Justine Tyerman is surrounded by 10,000 Buddhas at a temple in Vientiane, the capital of Laos
I stood in the shade of the teak cloisters, grateful for some respite from the intense heat of the Laos sun. My eyes struggled to absorb the images surrounding me - 10,136 statues of Buddha dating back to the 16th century lined the walls of the courtyard that enclosed Wat Sisaket, a strikingly beautiful temple and museum in Vientiane, the capital of Laos.
Built in 1818 on orders of King Anouvong, it's the only building to have survived the razing of the city by Siamese (Thai) invaders in 1828, making it the oldest temple in the city. I was mesmerised by the statues, especially the 8000 tiny miniatures placed in niches in the walls. In front of them are 2000 larger seated Buddhas made of wood, stone and bronze, all with the same facial expression and hand position. Others are standing with hands by their sides.
On one side of the courtyard is a huge wooden trough or 'Hang Hod' in the shape of a naga or mythical serpent. During Laos New Year celebrations, perfumed water is poured through the trough and used for ceremonial cleaning of the Buddha images.
The central building or sanctuary, known as a 'sim', houses the principal Buddha image seated on a high pedestal. The temple has an ornate five-tiered roof decorated with golden naga finials. It's a tranquil place of reflection and meditation.
Nearby Wat Phra Keo, Temple of the Emerald Buddha, has a fine collection of Lao and Khmer art. Built in 1565 as a chapel for the royal family, the temple was once home to the Emerald Buddha but the Thais stole the statue in 1778. It is now a museum famous for its wood and stone carvings and Buddha collection.
Pha That Luang, or the Great Stupa, is dazzling. Constructed in Vientiane by King Setthathirat in the 16th century and restored in 1953, it is the most important Buddhist monument in Laos. The golden spire or stupa is 45m tall and believed to contain a relic of Buddha. An impressive statue of the king stands in front of the stupa and there's a magnificent golden reclining Buddha nearby.
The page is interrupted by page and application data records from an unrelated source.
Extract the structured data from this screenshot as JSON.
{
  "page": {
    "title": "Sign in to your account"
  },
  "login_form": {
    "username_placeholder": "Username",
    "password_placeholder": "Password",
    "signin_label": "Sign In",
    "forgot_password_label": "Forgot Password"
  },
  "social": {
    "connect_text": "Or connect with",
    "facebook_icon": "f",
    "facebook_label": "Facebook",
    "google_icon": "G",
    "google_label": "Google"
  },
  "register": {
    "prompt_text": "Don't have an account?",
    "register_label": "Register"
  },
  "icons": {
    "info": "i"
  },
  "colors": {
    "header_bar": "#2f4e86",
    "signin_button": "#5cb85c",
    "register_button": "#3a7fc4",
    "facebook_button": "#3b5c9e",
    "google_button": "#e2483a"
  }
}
Luang Prabang, the spiritual capital of Laos, has a myriad of exquisite temples.
Wat Xieng Thong, the most revered temple in Luang Prabang, was built in 1560 by King Setthathirat. A huge golden Buddha is the centrepiece of the ornately-decorated temple, surrounded by row-upon-row of smaller Buddha statues.
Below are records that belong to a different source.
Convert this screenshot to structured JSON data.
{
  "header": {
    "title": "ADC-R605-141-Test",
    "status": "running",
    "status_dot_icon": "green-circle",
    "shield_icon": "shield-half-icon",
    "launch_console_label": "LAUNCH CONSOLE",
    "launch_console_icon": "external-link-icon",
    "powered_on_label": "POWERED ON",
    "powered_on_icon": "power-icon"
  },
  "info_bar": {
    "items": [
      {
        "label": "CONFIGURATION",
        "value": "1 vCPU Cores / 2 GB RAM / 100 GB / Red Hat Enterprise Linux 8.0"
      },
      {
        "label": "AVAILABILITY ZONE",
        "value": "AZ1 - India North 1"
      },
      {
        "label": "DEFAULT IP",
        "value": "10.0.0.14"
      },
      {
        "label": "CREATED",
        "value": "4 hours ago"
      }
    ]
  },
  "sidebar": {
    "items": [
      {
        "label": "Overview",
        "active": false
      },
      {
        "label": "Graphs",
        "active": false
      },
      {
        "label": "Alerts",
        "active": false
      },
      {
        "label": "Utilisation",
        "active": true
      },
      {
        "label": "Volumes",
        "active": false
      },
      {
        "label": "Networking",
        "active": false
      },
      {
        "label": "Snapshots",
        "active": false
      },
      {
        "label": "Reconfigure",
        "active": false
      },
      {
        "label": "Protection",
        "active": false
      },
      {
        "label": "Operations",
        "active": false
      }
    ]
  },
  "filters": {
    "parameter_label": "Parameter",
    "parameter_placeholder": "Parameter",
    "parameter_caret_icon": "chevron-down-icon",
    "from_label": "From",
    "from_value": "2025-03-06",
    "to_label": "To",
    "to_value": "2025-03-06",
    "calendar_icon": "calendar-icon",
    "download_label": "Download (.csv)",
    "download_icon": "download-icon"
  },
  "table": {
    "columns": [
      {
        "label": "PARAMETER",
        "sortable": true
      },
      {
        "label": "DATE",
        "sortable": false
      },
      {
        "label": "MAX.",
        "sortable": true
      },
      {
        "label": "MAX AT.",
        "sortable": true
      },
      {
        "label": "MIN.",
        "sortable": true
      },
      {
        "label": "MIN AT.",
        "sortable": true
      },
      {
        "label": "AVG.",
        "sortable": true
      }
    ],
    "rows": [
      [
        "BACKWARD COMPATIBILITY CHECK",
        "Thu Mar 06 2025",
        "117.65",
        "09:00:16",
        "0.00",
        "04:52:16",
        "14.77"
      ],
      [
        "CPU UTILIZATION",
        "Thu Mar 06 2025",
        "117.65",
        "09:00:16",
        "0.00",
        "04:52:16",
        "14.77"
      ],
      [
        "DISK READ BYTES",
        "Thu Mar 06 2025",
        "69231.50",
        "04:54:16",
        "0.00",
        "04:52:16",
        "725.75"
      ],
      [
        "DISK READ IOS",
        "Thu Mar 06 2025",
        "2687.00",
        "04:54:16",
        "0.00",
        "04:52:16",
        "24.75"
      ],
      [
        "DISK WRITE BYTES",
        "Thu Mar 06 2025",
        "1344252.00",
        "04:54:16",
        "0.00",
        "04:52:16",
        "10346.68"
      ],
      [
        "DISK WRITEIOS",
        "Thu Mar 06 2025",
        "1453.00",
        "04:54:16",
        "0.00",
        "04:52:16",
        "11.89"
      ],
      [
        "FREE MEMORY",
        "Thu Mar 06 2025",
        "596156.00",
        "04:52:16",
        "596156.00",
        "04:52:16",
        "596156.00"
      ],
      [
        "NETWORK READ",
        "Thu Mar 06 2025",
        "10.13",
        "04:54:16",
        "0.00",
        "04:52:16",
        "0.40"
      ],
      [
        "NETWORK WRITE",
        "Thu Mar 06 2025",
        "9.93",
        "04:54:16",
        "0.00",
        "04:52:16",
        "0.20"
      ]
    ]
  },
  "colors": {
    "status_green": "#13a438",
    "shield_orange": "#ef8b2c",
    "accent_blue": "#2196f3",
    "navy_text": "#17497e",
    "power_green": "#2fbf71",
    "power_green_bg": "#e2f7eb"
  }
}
The walls of the temple are decorated with magnificent glass mosaics and ornate carvings and murals depicting Lao legends. The golden frontage of the temple and the mosaic Tree of Life are gorgeous. A couple of friendly young monks were happy to pose with me in front of the temple. Laos is one of few places in the world where travellers can take photos of local people without having to pay a fee.
Among over 20 structures in the grounds is a building to house the royal funeral barge pulled by a many-headed naga. Wat Visoun, the oldest temple in Luang Prabang, dates back to 1513 and the reign of King Wisunarat (Visoun).
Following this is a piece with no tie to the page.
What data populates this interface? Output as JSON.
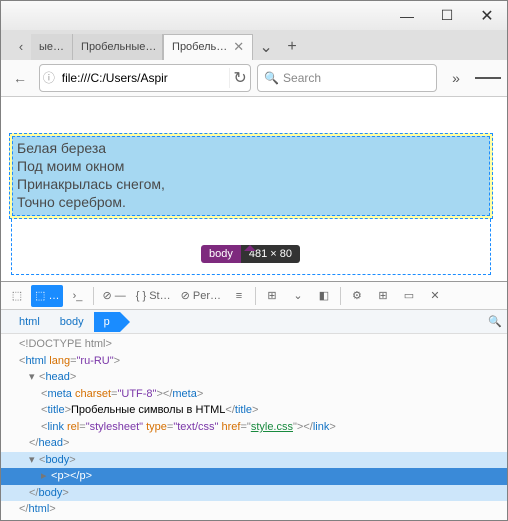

Once home to the Prabang Buddhas, the temple was entirely rebuilt in 1887 after being destroyed by the invading Black Flags from Southern China. It's famous for the 'Watermelon Stupa' in the courtyard. It represents a lotus flower but is nicknamed watermelon because of its shape.
Every morning before sunrise, a time-honoured ritual takes place in Luang Prabang.
Hundreds of monks from the temples walk along the streets receiving alms. The monks chant blessings to the alms-givers as they walk by with their food containers. Aged from eight years to elderly, the barefoot, shaven-headed monks are a colourful sight in their bright saffron robes.
¦Justine Tyerman travelled with Innovative Travel, a Christchurch-based boutique tour operator with 27 years' experience offering the chance to explore historically and culturally unique destinations with the security of a peace-of-mind wrap-around service. innovativetravel.co.nz
Travel Companions' Club, creating new horizons for solo travellers: innovativetravel.co.nz/travel-companions.club